Action item: Keep the pictures out and restate every record exactly.

(Website and app data records)
>>>
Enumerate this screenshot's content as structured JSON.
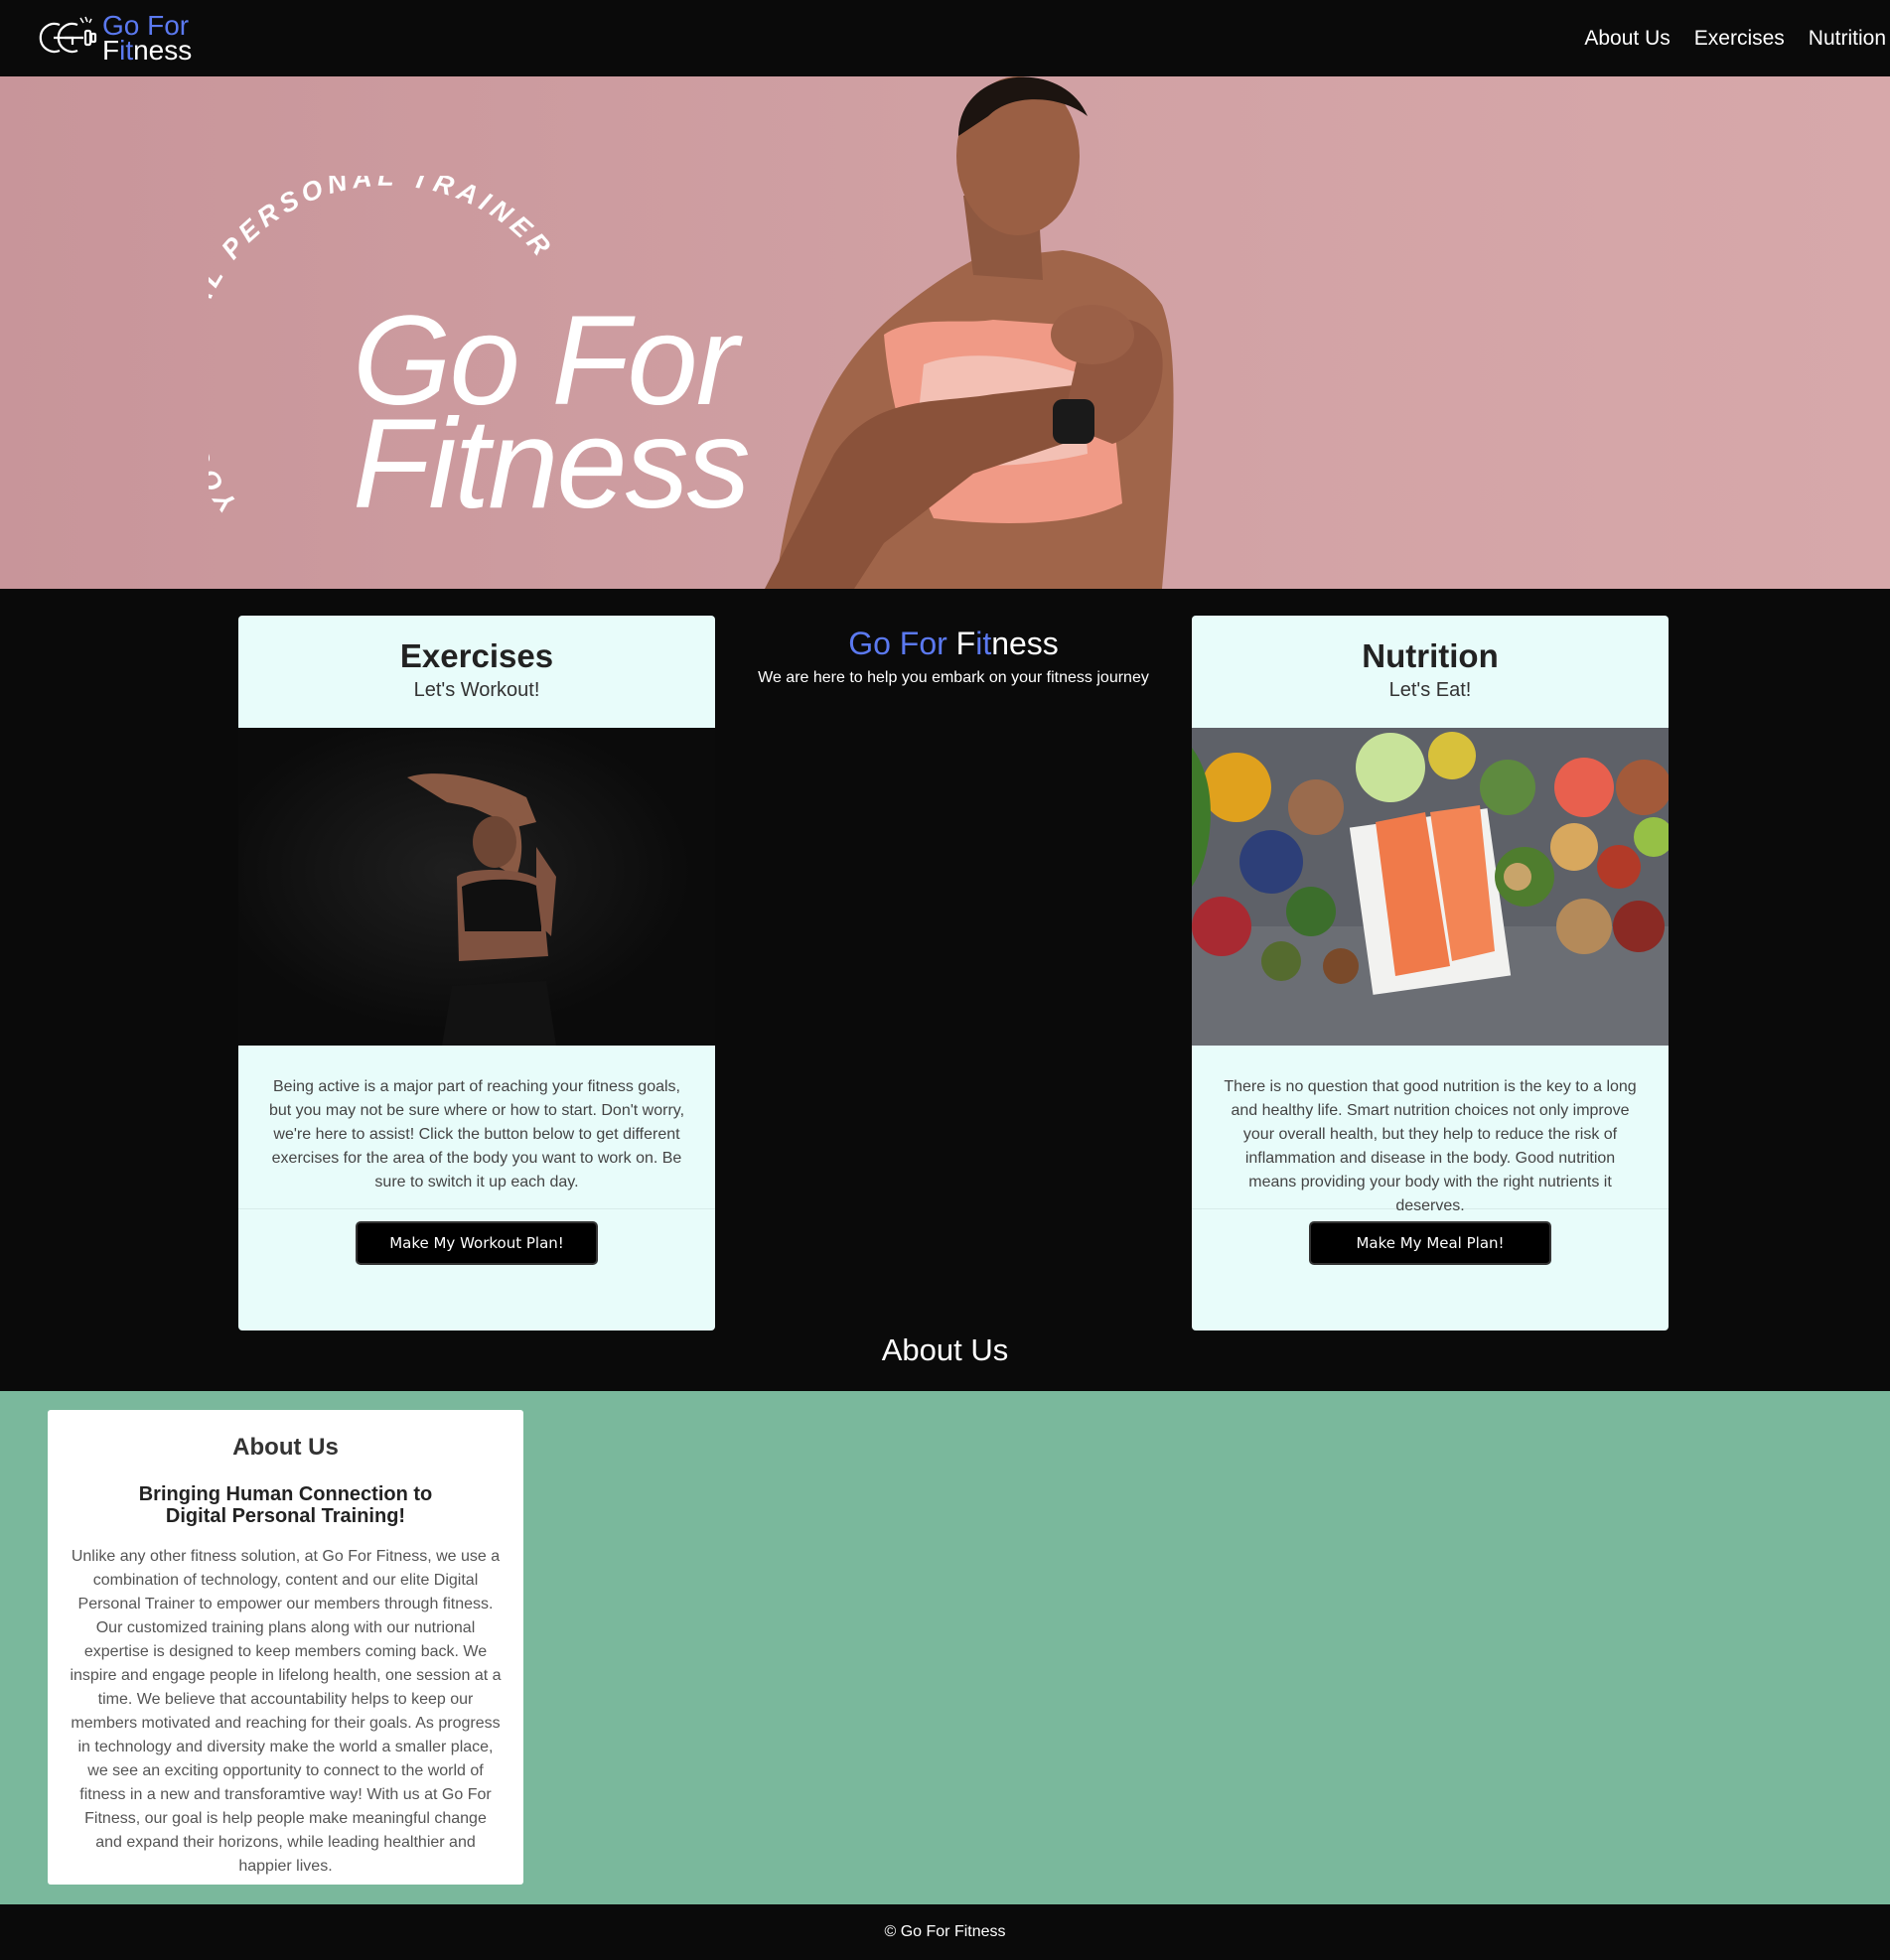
{
  "brand": {
    "logo_line1": "Go For",
    "logo_line2_a": "F",
    "logo_line2_b": "it",
    "logo_line2_c": "ness",
    "accent_color": "#5b79f0"
  },
  "nav": {
    "items": [
      {
        "label": "About Us"
      },
      {
        "label": "Exercises"
      },
      {
        "label": "Nutrition"
      }
    ]
  },
  "hero": {
    "arc_text": "YOUR DIGITAL PERSONAL TRAINER",
    "title_line1": "Go For",
    "title_line2": "Fitness"
  },
  "center": {
    "title_a": "Go For ",
    "title_b": "F",
    "title_c": "it",
    "title_d": "ness",
    "tagline": "We are here to help you embark on your fitness journey"
  },
  "exercises_card": {
    "title": "Exercises",
    "subtitle": "Let's Workout!",
    "text": "Being active is a major part of reaching your fitness goals, but you may not be sure where or how to start. Don't worry, we're here to assist! Click the button below to get different exercises for the area of the body you want to work on. Be sure to switch it up each day.",
    "button": "Make My Workout Plan!"
  },
  "nutrition_card": {
    "title": "Nutrition",
    "subtitle": "Let's Eat!",
    "text": "There is no question that good nutrition is the key to a long and healthy life. Smart nutrition choices not only improve your overall health, but they help to reduce the risk of inflammation and disease in the body. Good nutrition means providing your body with the right nutrients it deserves.",
    "button": "Make My Meal Plan!"
  },
  "about": {
    "section_heading": "About Us",
    "card_title": "About Us",
    "card_subtitle": "Bringing Human Connection to Digital Personal Training!",
    "card_text": "Unlike any other fitness solution, at Go For Fitness, we use a combination of technology, content and our elite Digital Personal Trainer to empower our members through fitness. Our customized training plans along with our nutrional expertise is designed to keep members coming back. We inspire and engage people in lifelong health, one session at a time. We believe that accountability helps to keep our members motivated and reaching for their goals. As progress in technology and diversity make the world a smaller place, we see an exciting opportunity to connect to the world of fitness in a new and transforamtive way! With us at Go For Fitness, our goal is help people make meaningful change and expand their horizons, while leading healthier and happier lives."
  },
  "footer": {
    "text": "© Go For Fitness"
  }
}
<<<
Your solution:
Enumerate this screenshot's content as structured JSON.
{
  "brand": {
    "logo_line1": "Go For",
    "logo_line2_a": "F",
    "logo_line2_b": "it",
    "logo_line2_c": "ness",
    "accent_color": "#5b79f0"
  },
  "nav": {
    "items": [
      {
        "label": "About Us"
      },
      {
        "label": "Exercises"
      },
      {
        "label": "Nutrition"
      }
    ]
  },
  "hero": {
    "arc_text": "YOUR DIGITAL PERSONAL TRAINER",
    "title_line1": "Go For",
    "title_line2": "Fitness"
  },
  "center": {
    "title_a": "Go For ",
    "title_b": "F",
    "title_c": "it",
    "title_d": "ness",
    "tagline": "We are here to help you embark on your fitness journey"
  },
  "exercises_card": {
    "title": "Exercises",
    "subtitle": "Let's Workout!",
    "text": "Being active is a major part of reaching your fitness goals, but you may not be sure where or how to start. Don't worry, we're here to assist! Click the button below to get different exercises for the area of the body you want to work on. Be sure to switch it up each day.",
    "button": "Make My Workout Plan!"
  },
  "nutrition_card": {
    "title": "Nutrition",
    "subtitle": "Let's Eat!",
    "text": "There is no question that good nutrition is the key to a long and healthy life. Smart nutrition choices not only improve your overall health, but they help to reduce the risk of inflammation and disease in the body. Good nutrition means providing your body with the right nutrients it deserves.",
    "button": "Make My Meal Plan!"
  },
  "about": {
    "section_heading": "About Us",
    "card_title": "About Us",
    "card_subtitle": "Bringing Human Connection to Digital Personal Training!",
    "card_text": "Unlike any other fitness solution, at Go For Fitness, we use a combination of technology, content and our elite Digital Personal Trainer to empower our members through fitness. Our customized training plans along with our nutrional expertise is designed to keep members coming back. We inspire and engage people in lifelong health, one session at a time. We believe that accountability helps to keep our members motivated and reaching for their goals. As progress in technology and diversity make the world a smaller place, we see an exciting opportunity to connect to the world of fitness in a new and transforamtive way! With us at Go For Fitness, our goal is help people make meaningful change and expand their horizons, while leading healthier and happier lives."
  },
  "footer": {
    "text": "© Go For Fitness"
  }
}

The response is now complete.